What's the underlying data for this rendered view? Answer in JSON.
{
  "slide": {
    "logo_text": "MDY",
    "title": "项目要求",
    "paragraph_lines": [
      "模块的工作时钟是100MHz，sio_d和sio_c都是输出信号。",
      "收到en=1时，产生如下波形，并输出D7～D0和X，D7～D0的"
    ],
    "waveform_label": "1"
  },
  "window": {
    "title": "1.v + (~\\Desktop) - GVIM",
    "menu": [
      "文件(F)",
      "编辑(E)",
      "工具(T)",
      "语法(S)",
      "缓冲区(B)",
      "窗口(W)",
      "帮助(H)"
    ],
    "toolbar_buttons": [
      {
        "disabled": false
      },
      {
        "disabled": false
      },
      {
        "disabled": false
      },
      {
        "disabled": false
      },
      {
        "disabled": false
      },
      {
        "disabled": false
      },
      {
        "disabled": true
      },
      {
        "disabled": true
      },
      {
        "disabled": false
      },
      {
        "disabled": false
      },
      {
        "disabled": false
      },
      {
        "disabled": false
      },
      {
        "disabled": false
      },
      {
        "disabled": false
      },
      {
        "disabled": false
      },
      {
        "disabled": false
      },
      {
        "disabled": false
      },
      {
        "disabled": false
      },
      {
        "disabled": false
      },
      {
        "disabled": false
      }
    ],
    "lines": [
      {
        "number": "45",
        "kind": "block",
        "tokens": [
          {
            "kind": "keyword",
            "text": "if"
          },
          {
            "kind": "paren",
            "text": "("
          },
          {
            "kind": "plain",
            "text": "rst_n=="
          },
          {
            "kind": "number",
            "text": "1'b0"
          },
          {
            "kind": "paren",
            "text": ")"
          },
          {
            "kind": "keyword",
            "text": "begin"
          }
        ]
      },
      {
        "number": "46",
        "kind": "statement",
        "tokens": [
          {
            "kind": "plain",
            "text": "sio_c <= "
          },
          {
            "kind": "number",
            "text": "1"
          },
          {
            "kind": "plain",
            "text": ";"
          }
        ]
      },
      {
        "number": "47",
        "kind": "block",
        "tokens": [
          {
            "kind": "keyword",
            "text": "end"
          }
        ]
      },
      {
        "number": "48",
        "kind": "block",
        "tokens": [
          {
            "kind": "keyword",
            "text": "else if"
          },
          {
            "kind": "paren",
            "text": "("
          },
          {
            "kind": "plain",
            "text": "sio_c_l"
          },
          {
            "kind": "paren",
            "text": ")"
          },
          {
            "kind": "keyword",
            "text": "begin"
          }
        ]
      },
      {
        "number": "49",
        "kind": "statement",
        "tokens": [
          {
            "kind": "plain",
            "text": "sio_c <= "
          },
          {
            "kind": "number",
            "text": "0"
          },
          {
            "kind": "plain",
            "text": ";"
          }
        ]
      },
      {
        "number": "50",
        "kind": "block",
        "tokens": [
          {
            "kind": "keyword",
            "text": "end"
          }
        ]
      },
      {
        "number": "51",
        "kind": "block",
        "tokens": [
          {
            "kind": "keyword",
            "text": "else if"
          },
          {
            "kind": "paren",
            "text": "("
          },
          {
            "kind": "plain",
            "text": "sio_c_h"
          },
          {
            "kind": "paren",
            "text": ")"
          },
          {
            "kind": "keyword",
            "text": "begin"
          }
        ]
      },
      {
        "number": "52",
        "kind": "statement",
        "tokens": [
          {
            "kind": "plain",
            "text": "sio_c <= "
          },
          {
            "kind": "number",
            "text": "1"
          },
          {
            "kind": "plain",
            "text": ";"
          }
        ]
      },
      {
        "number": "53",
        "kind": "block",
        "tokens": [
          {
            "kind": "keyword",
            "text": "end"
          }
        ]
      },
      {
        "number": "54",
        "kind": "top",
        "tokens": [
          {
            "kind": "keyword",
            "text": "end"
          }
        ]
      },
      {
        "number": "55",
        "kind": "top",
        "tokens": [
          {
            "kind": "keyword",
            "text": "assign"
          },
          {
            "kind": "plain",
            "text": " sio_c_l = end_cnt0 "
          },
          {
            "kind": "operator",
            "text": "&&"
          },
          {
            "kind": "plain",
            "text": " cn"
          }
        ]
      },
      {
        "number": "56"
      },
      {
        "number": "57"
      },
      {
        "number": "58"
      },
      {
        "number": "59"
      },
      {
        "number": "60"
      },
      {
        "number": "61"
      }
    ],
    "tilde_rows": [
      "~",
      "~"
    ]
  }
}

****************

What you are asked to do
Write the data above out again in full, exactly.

Task answer
What's the underlying data for this rendered view? Answer in JSON.
{
  "slide": {
    "logo_text": "MDY",
    "title": "项目要求",
    "paragraph_lines": [
      "模块的工作时钟是100MHz，sio_d和sio_c都是输出信号。",
      "收到en=1时，产生如下波形，并输出D7～D0和X，D7～D0的"
    ],
    "waveform_label": "1"
  },
  "window": {
    "title": "1.v + (~\\Desktop) - GVIM",
    "menu": [
      "文件(F)",
      "编辑(E)",
      "工具(T)",
      "语法(S)",
      "缓冲区(B)",
      "窗口(W)",
      "帮助(H)"
    ],
    "toolbar_buttons": [
      {
        "disabled": false
      },
      {
        "disabled": false
      },
      {
        "disabled": false
      },
      {
        "disabled": false
      },
      {
        "disabled": false
      },
      {
        "disabled": false
      },
      {
        "disabled": true
      },
      {
        "disabled": true
      },
      {
        "disabled": false
      },
      {
        "disabled": false
      },
      {
        "disabled": false
      },
      {
        "disabled": false
      },
      {
        "disabled": false
      },
      {
        "disabled": false
      },
      {
        "disabled": false
      },
      {
        "disabled": false
      },
      {
        "disabled": false
      },
      {
        "disabled": false
      },
      {
        "disabled": false
      },
      {
        "disabled": false
      }
    ],
    "lines": [
      {
        "number": "45",
        "kind": "block",
        "tokens": [
          {
            "kind": "keyword",
            "text": "if"
          },
          {
            "kind": "paren",
            "text": "("
          },
          {
            "kind": "plain",
            "text": "rst_n=="
          },
          {
            "kind": "number",
            "text": "1'b0"
          },
          {
            "kind": "paren",
            "text": ")"
          },
          {
            "kind": "keyword",
            "text": "begin"
          }
        ]
      },
      {
        "number": "46",
        "kind": "statement",
        "tokens": [
          {
            "kind": "plain",
            "text": "sio_c <= "
          },
          {
            "kind": "number",
            "text": "1"
          },
          {
            "kind": "plain",
            "text": ";"
          }
        ]
      },
      {
        "number": "47",
        "kind": "block",
        "tokens": [
          {
            "kind": "keyword",
            "text": "end"
          }
        ]
      },
      {
        "number": "48",
        "kind": "block",
        "tokens": [
          {
            "kind": "keyword",
            "text": "else if"
          },
          {
            "kind": "paren",
            "text": "("
          },
          {
            "kind": "plain",
            "text": "sio_c_l"
          },
          {
            "kind": "paren",
            "text": ")"
          },
          {
            "kind": "keyword",
            "text": "begin"
          }
        ]
      },
      {
        "number": "49",
        "kind": "statement",
        "tokens": [
          {
            "kind": "plain",
            "text": "sio_c <= "
          },
          {
            "kind": "number",
            "text": "0"
          },
          {
            "kind": "plain",
            "text": ";"
          }
        ]
      },
      {
        "number": "50",
        "kind": "block",
        "tokens": [
          {
            "kind": "keyword",
            "text": "end"
          }
        ]
      },
      {
        "number": "51",
        "kind": "block",
        "tokens": [
          {
            "kind": "keyword",
            "text": "else if"
          },
          {
            "kind": "paren",
            "text": "("
          },
          {
            "kind": "plain",
            "text": "sio_c_h"
          },
          {
            "kind": "paren",
            "text": ")"
          },
          {
            "kind": "keyword",
            "text": "begin"
          }
        ]
      },
      {
        "number": "52",
        "kind": "statement",
        "tokens": [
          {
            "kind": "plain",
            "text": "sio_c <= "
          },
          {
            "kind": "number",
            "text": "1"
          },
          {
            "kind": "plain",
            "text": ";"
          }
        ]
      },
      {
        "number": "53",
        "kind": "block",
        "tokens": [
          {
            "kind": "keyword",
            "text": "end"
          }
        ]
      },
      {
        "number": "54",
        "kind": "top",
        "tokens": [
          {
            "kind": "keyword",
            "text": "end"
          }
        ]
      },
      {
        "number": "55",
        "kind": "top",
        "tokens": [
          {
            "kind": "keyword",
            "text": "assign"
          },
          {
            "kind": "plain",
            "text": " sio_c_l = end_cnt0 "
          },
          {
            "kind": "operator",
            "text": "&&"
          },
          {
            "kind": "plain",
            "text": " cn"
          }
        ]
      },
      {
        "number": "56"
      },
      {
        "number": "57"
      },
      {
        "number": "58"
      },
      {
        "number": "59"
      },
      {
        "number": "60"
      },
      {
        "number": "61"
      }
    ],
    "tilde_rows": [
      "~",
      "~"
    ]
  }
}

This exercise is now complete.